New Media Tastemakers Summit Panelist – Yelp: New York Times Reviews Their Impact on Small Local Businesses
The New York Times talks about the impact of user review sites like Yelp on businesses. As we know, they’re huge, since every restaurant in town is now scared that they may offend too many customers with poor service or mediocre food. But if this is a consumer driven society, then in many ways firms like Yelp are turning every individual into a powerful new media tastemaker:
THE Rooz Cafe, a restaurant and coffee shop in Oakland, Calif., signals its distaste for patrons who post reviews on Yelp.com with a small sign: No Yelpers.
The sign is routinely ignored by devotees of Yelp, a San Francisco Internet company that enables average folks to write reviews of everything from restaurants to plumbers to parks.
“If you want good coffee and a comfy place to work, I’d recommend this place,” wrote Stephanie S., who gave Rooz four stars. “And the No Yelpers sticker made me laugh.”
Rooz’s owner, Steve Ranjbin, said he put the sticker up as a joke, but added that he had a complaint about Yelp.

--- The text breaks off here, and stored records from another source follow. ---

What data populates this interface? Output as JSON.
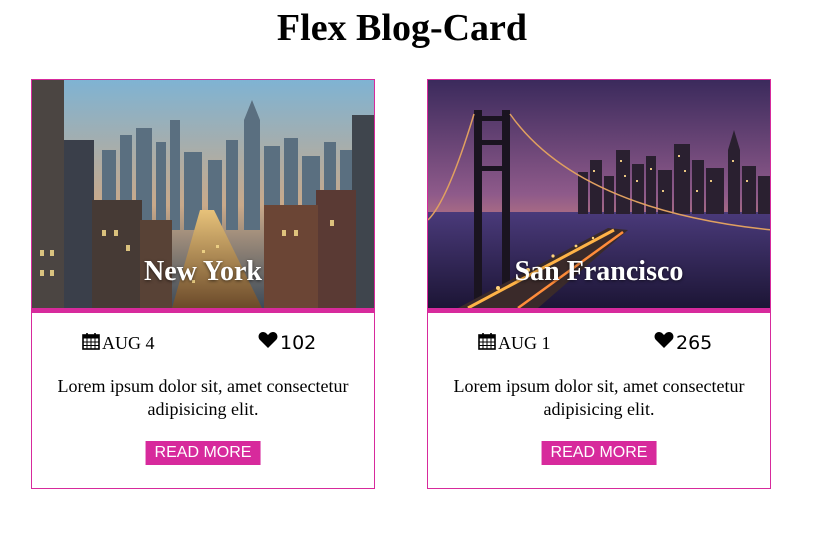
{
  "page": {
    "title": "Flex Blog-Card"
  },
  "accent_color": "#d72a9c",
  "cards": [
    {
      "city": "New York",
      "date": "AUG 4",
      "likes": "102",
      "description": "Lorem ipsum dolor sit, amet consectetur adipisicing elit.",
      "button_label": "READ MORE",
      "date_icon": "calendar-icon",
      "likes_icon": "heart-icon"
    },
    {
      "city": "San Francisco",
      "date": "AUG 1",
      "likes": "265",
      "description": "Lorem ipsum dolor sit, amet consectetur adipisicing elit.",
      "button_label": "READ MORE",
      "date_icon": "calendar-icon",
      "likes_icon": "heart-icon"
    }
  ]
}
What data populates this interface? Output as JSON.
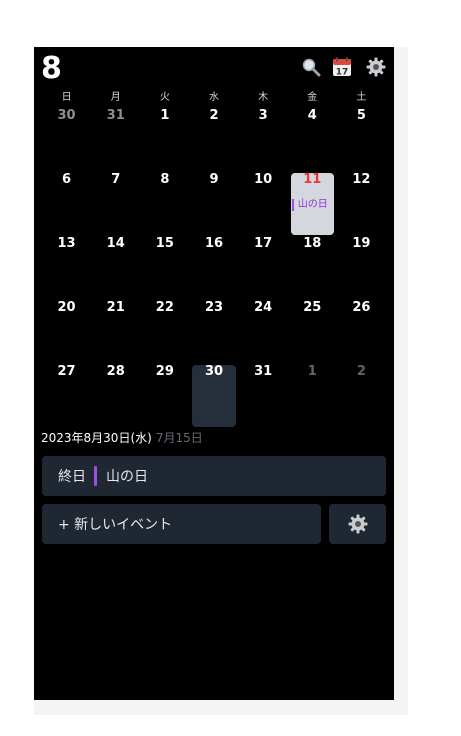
{
  "header": {
    "month": "8",
    "calendar_icon_day": "17",
    "icons": [
      "search-icon",
      "calendar-today-icon",
      "gear-icon"
    ]
  },
  "weekdays": [
    "日",
    "月",
    "火",
    "水",
    "木",
    "金",
    "土"
  ],
  "weeks": [
    [
      "30",
      "31",
      "1",
      "2",
      "3",
      "4",
      "5"
    ],
    [
      "6",
      "7",
      "8",
      "9",
      "10",
      "11",
      "12"
    ],
    [
      "13",
      "14",
      "15",
      "16",
      "17",
      "18",
      "19"
    ],
    [
      "20",
      "21",
      "22",
      "23",
      "24",
      "25",
      "26"
    ],
    [
      "27",
      "28",
      "29",
      "30",
      "31",
      "1",
      "2"
    ]
  ],
  "holiday_event": {
    "day": "11",
    "label": "山の日"
  },
  "selected_date": {
    "label": "2023年8月30日(水)",
    "lunar": "7月15日"
  },
  "events": [
    {
      "time": "終日",
      "title": "山の日"
    }
  ],
  "new_event_label": "+ 新しいイベント",
  "colors": {
    "background": "#000000",
    "card": "#1f2733",
    "today_highlight": "#d4d7de",
    "selected_highlight": "#252e3b",
    "holiday_red": "#e53935",
    "event_purple": "#a24ce6"
  }
}
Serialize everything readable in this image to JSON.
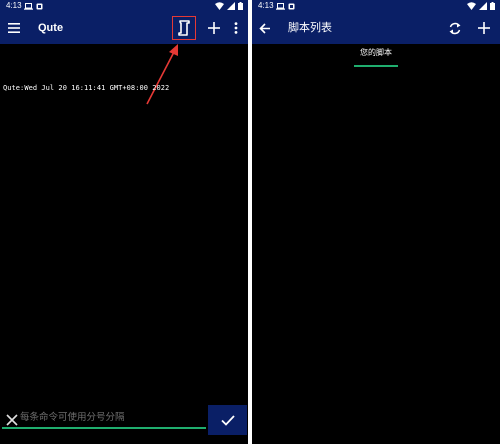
{
  "left_screen": {
    "status_bar": {
      "time": "4:13"
    },
    "app_bar": {
      "title": "Qute"
    },
    "terminal": {
      "output_line": "Qute:Wed Jul 20 16:11:41 GMT+08:00 2022"
    },
    "command_input": {
      "placeholder": "每条命令可使用分号分隔",
      "value": ""
    }
  },
  "right_screen": {
    "status_bar": {
      "time": "4:13"
    },
    "app_bar": {
      "title": "脚本列表"
    },
    "tabs": [
      {
        "label": "您的脚本",
        "selected": true
      }
    ]
  },
  "icons": {
    "menu": "menu-icon",
    "script": "script-icon",
    "add": "add-icon",
    "more": "more-vertical-icon",
    "back": "back-arrow-icon",
    "refresh": "refresh-icon",
    "clear": "close-icon",
    "submit": "check-icon",
    "annotation_arrow": "red-arrow-annotation"
  },
  "colors": {
    "app_bar": "#0a1f66",
    "background": "#000000",
    "accent_green": "#1fae6e",
    "annotation_red": "#e53935",
    "text_primary": "#ffffff",
    "placeholder": "#6f6f6f"
  }
}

“Yelp does not respect us as business owners,” Mr. Ranjbin said. “They don’t listen to business owners unless you’re an advertiser paying Yelp.”
Mr. Ranjbin, who said that amateur reviews can hurt his business, said some had misquoted him or called his employees names, but that Yelp had refused to take these comments down. Yelp rarely removes reviews, even when advertisers complain, preferring to let the crowd have its say.

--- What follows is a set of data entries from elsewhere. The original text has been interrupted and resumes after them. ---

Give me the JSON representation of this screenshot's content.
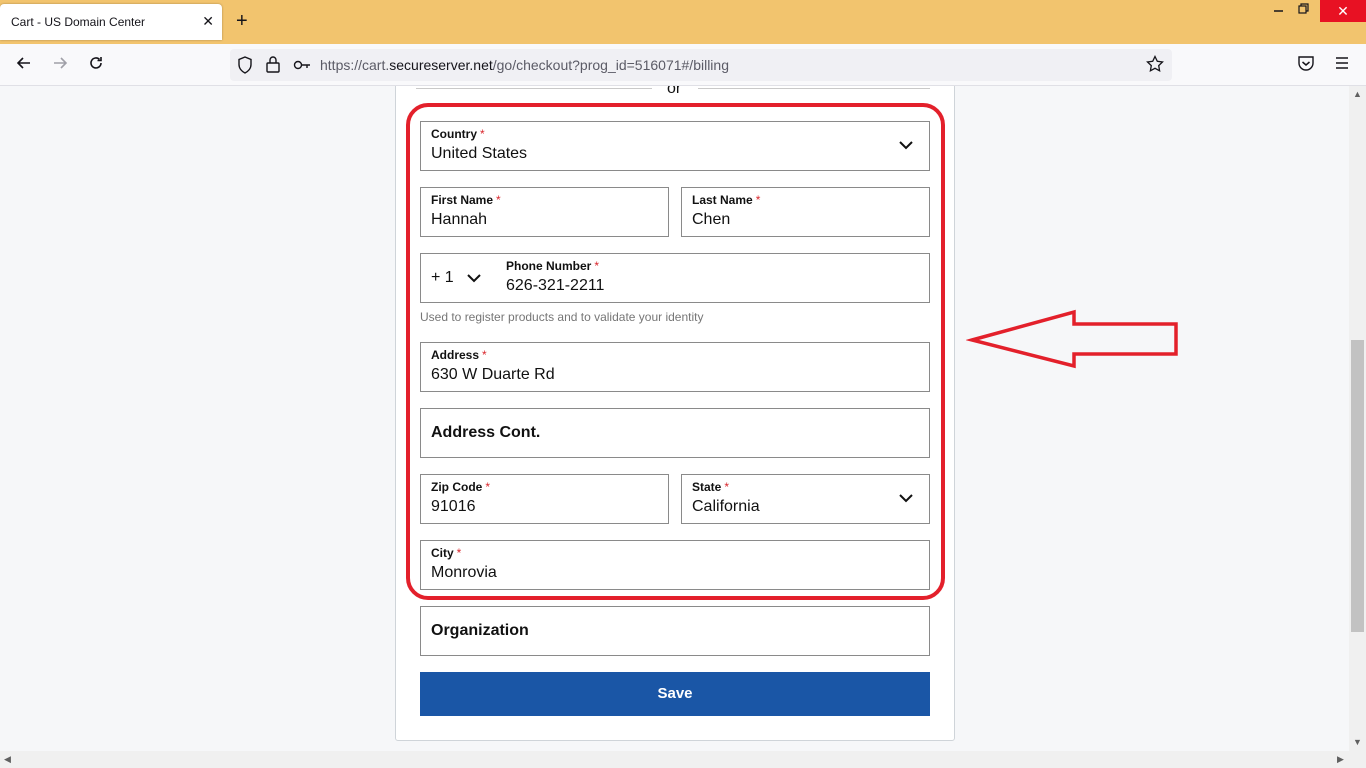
{
  "browser": {
    "tab_title": "Cart - US Domain Center",
    "tab_close": "✕",
    "new_tab": "+",
    "url_prefix": "https://cart.",
    "url_domain": "secureserver.net",
    "url_path": "/go/checkout?prog_id=516071#/billing"
  },
  "form": {
    "divider_text": "or",
    "required_mark": "*",
    "country": {
      "label": "Country",
      "value": "United States"
    },
    "first_name": {
      "label": "First Name",
      "value": "Hannah"
    },
    "last_name": {
      "label": "Last Name",
      "value": "Chen"
    },
    "phone": {
      "code": "+ 1",
      "label": "Phone Number",
      "value": "626-321-2211",
      "helper": "Used to register products and to validate your identity"
    },
    "address": {
      "label": "Address",
      "value": "630 W Duarte Rd"
    },
    "address_cont": {
      "placeholder": "Address Cont."
    },
    "zip": {
      "label": "Zip Code",
      "value": "91016"
    },
    "state": {
      "label": "State",
      "value": "California"
    },
    "city": {
      "label": "City",
      "value": "Monrovia"
    },
    "organization": {
      "placeholder": "Organization"
    },
    "save_label": "Save"
  },
  "colors": {
    "accent": "#1a56a6",
    "highlight": "#e3202b",
    "tabbar": "#f2c46e"
  }
}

The proliferating reviews of Mr. Ranjbin’s establishment offer a good illustration of people’s newfound love of comparing notes via reviews online.
According to Nielsen/NetRatings, 2.5 percent of all Internet users in March went to Yelp.com, and traffic there quadrupled over the last year. Yelp tracks its users through Google Analytics, and the company, which is almost four years old, said it had 9.5 million unique visitors in April, nearly double the 5 million it reported last October. There are more than 2.6 million reviews on the site.

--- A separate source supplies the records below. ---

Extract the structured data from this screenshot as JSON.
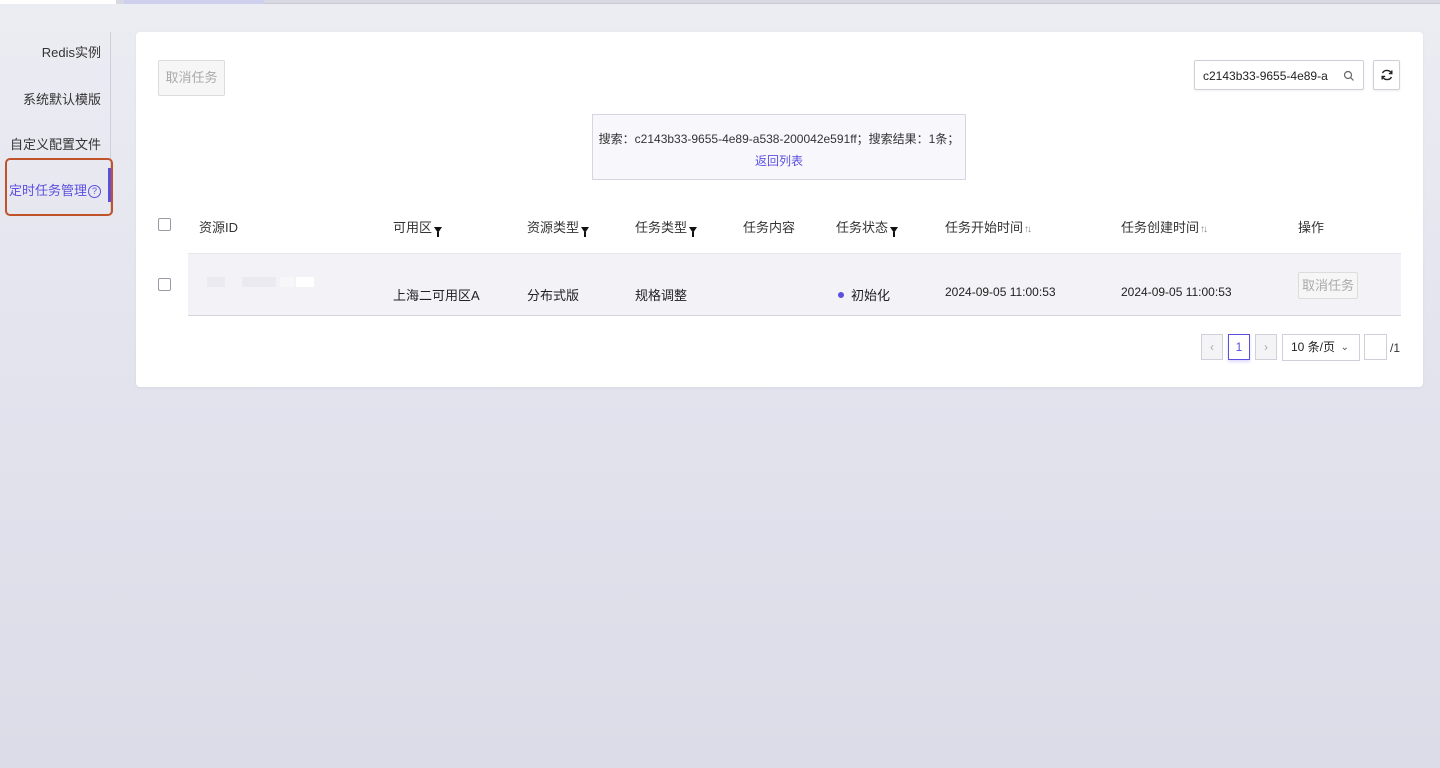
{
  "sidebar": {
    "items": [
      {
        "label": "Redis实例"
      },
      {
        "label": "系统默认模版"
      },
      {
        "label": "自定义配置文件"
      },
      {
        "label": "定时任务管理"
      }
    ]
  },
  "toolbar": {
    "cancel_task_label": "取消任务",
    "search_value": "c2143b33-9655-4e89-a"
  },
  "notice": {
    "text": "搜索：c2143b33-9655-4e89-a538-200042e591ff；搜索结果：1条；",
    "back_link": "返回列表"
  },
  "table": {
    "headers": {
      "resource_id": "资源ID",
      "zone": "可用区",
      "resource_type": "资源类型",
      "task_type": "任务类型",
      "task_content": "任务内容",
      "task_status": "任务状态",
      "start_time": "任务开始时间",
      "create_time": "任务创建时间",
      "action": "操作"
    },
    "rows": [
      {
        "zone": "上海二可用区A",
        "resource_type": "分布式版",
        "task_type": "规格调整",
        "task_content": "",
        "task_status": "初始化",
        "start_time": "2024-09-05 11:00:53",
        "create_time": "2024-09-05 11:00:53",
        "action": "取消任务"
      }
    ]
  },
  "pagination": {
    "prev": "‹",
    "current": "1",
    "next": "›",
    "page_size": "10 条/页",
    "total": "/1"
  },
  "colors": {
    "accent": "#5b4fe0",
    "highlight_border": "#c0532a"
  }
}
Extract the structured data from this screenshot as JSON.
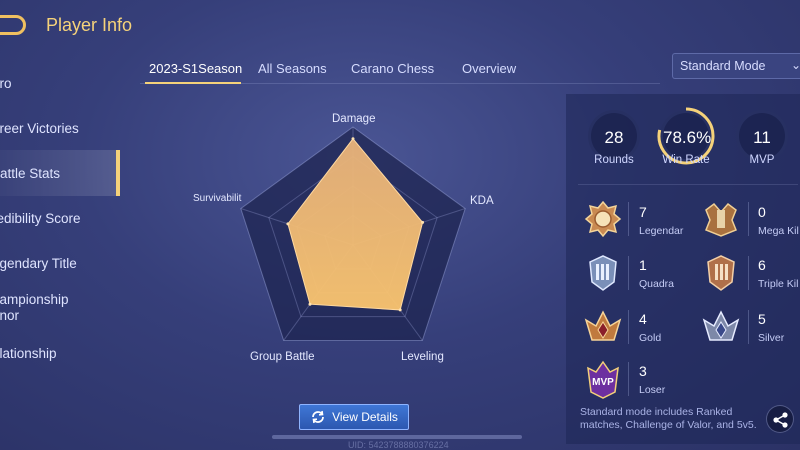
{
  "header": {
    "title": "Player Info"
  },
  "sidebar": {
    "items": [
      {
        "label": "ero"
      },
      {
        "label": "areer Victories"
      },
      {
        "label": "attle Stats"
      },
      {
        "label": "redibility Score"
      },
      {
        "label": "egendary Title"
      },
      {
        "label": "hampionship onor"
      },
      {
        "label": "elationship"
      }
    ]
  },
  "tabs": [
    {
      "label": "2023-S1Season"
    },
    {
      "label": "All Seasons"
    },
    {
      "label": "Carano Chess"
    },
    {
      "label": "Overview"
    }
  ],
  "mode_select": {
    "value": "Standard Mode"
  },
  "chart_data": {
    "type": "radar",
    "axes": [
      "Damage",
      "KDA",
      "Leveling",
      "Group Battle",
      "Survivabilit"
    ],
    "values": [
      0.9,
      0.62,
      0.68,
      0.62,
      0.58
    ],
    "max": 1,
    "fill_color": "#f7b766"
  },
  "view_details": {
    "label": "View Details"
  },
  "uid": {
    "text": "UID: 5423788880376224"
  },
  "summary": {
    "rounds": {
      "value": "28",
      "label": "Rounds"
    },
    "win_rate": {
      "value": "78.6%",
      "label": "Win Rate",
      "fraction": 0.786
    },
    "mvp": {
      "value": "11",
      "label": "MVP"
    }
  },
  "badges": [
    {
      "count": "7",
      "name": "Legendar"
    },
    {
      "count": "0",
      "name": "Mega Kil"
    },
    {
      "count": "1",
      "name": "Quadra"
    },
    {
      "count": "6",
      "name": "Triple Kil"
    },
    {
      "count": "4",
      "name": "Gold"
    },
    {
      "count": "5",
      "name": "Silver"
    },
    {
      "count": "3",
      "name": "Loser",
      "emblem_text": "MVP"
    }
  ],
  "note": {
    "text": "Standard mode includes Ranked matches, Challenge of Valor, and 5v5."
  },
  "colors": {
    "accent": "#f5d27a",
    "button": "#3f77d6"
  }
}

“This site is having an impact on business,” said Greg Sterling, founding principal of Sterling Market Intelligence, a consulting firm that focuses on the Internet’s effect on local consumer and advertiser behavior. Mr. Sterling said that Yelp had become an early leader in that field, which also includes Judy’s Book and Insider Pages.
But don’t forget, when stores and restaurants get good reviews, they are more than happy to put the YELP sticker on their windows.